+++ SUPPLIED INFORMATION

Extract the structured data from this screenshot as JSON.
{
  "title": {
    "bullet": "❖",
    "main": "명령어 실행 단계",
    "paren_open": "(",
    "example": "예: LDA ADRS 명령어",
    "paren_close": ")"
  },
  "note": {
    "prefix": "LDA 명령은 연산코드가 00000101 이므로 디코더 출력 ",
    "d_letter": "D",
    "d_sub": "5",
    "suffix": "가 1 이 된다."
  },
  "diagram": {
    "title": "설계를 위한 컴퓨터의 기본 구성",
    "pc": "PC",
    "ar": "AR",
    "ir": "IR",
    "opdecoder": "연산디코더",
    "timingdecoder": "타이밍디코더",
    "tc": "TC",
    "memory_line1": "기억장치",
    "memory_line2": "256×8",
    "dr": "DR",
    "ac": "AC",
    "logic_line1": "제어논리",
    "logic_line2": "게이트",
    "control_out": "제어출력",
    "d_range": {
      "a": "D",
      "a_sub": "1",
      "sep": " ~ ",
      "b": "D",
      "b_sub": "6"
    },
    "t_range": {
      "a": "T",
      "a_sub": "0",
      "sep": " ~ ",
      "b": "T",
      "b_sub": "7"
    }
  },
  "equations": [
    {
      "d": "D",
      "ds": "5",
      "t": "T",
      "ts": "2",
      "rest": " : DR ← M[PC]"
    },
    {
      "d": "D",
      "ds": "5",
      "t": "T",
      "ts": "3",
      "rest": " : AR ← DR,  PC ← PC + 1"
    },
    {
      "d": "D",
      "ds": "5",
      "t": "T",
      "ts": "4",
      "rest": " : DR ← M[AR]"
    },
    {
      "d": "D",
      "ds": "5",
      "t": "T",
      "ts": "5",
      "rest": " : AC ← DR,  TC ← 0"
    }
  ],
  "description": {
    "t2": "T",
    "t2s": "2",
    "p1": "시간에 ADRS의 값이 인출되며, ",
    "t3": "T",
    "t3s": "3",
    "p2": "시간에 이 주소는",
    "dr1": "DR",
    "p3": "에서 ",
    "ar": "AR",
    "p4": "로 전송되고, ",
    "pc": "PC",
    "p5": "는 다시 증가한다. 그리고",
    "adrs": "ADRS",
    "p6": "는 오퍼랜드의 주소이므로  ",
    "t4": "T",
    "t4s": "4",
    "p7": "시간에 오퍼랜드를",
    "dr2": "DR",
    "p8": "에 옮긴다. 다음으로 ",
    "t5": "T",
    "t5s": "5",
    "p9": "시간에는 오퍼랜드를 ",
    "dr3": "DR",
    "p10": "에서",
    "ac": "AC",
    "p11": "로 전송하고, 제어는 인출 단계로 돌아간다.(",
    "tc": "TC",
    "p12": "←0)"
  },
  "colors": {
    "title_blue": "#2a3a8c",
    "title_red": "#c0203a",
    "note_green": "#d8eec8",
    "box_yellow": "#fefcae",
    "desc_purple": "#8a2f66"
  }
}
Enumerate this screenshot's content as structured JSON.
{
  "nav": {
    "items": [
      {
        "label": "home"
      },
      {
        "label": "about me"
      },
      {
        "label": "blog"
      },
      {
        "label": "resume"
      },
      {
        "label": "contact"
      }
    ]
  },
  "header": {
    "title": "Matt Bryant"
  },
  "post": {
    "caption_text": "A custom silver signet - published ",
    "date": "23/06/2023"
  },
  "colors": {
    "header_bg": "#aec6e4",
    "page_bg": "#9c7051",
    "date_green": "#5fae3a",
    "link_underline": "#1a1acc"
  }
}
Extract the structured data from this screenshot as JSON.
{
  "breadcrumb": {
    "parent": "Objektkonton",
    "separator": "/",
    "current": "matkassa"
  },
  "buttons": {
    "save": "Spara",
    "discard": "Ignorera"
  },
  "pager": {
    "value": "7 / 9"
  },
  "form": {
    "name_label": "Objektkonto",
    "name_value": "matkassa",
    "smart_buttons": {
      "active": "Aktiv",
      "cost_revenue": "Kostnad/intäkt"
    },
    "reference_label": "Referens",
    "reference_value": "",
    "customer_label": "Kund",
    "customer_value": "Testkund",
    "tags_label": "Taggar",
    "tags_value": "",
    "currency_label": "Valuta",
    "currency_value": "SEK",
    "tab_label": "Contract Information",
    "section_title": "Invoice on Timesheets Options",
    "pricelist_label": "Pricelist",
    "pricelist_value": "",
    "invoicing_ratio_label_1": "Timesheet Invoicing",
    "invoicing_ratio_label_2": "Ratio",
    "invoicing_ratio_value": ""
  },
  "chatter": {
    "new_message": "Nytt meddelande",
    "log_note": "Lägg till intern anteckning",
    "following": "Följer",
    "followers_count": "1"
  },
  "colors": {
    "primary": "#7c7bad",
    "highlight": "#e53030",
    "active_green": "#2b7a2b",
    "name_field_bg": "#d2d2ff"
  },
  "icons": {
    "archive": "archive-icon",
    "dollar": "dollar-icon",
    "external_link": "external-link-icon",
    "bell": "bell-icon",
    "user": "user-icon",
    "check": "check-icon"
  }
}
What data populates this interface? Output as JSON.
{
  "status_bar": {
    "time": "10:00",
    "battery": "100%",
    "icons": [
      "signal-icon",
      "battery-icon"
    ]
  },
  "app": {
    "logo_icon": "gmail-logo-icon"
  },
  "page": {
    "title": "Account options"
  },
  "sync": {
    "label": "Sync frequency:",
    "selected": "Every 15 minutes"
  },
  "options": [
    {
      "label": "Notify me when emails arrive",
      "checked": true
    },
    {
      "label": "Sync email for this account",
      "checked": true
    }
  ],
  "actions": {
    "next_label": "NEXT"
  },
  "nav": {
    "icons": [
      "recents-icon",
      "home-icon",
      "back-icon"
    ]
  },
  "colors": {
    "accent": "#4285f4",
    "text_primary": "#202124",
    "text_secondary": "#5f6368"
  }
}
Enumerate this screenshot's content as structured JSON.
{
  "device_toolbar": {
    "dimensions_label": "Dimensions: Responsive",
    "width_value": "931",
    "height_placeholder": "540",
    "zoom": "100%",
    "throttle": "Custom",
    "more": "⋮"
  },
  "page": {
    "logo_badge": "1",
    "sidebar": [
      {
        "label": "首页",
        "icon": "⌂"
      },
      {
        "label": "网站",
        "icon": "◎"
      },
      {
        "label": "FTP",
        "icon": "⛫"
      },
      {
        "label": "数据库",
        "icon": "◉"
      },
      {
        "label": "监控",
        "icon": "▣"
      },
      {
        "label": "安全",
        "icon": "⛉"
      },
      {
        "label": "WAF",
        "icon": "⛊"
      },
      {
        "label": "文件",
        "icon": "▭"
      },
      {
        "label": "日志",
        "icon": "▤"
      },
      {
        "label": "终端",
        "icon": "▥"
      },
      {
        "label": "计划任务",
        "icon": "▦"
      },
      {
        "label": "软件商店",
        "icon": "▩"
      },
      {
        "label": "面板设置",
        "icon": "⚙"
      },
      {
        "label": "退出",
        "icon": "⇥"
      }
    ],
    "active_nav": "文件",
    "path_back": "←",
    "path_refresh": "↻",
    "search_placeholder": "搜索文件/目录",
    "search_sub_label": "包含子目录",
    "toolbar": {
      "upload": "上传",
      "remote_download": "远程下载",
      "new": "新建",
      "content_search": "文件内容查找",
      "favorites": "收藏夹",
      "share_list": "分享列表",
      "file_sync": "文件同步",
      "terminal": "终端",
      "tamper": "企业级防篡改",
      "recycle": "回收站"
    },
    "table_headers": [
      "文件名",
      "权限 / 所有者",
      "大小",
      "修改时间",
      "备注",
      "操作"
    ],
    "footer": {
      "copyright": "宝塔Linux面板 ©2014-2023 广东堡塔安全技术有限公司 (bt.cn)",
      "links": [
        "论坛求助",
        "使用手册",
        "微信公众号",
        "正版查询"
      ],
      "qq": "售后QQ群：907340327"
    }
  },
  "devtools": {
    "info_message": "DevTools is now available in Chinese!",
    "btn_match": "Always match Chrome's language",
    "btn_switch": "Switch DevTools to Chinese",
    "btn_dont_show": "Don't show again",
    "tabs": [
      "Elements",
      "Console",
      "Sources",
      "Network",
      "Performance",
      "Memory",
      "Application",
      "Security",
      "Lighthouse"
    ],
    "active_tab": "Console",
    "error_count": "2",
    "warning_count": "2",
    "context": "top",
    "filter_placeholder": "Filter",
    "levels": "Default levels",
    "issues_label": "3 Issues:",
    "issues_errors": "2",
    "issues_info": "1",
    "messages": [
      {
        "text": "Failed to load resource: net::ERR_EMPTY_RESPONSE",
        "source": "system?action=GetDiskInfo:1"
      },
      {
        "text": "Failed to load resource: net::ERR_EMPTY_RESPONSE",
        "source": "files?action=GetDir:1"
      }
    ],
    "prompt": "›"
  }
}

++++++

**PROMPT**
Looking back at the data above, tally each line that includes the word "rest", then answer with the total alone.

**ANSWER SPACE**
4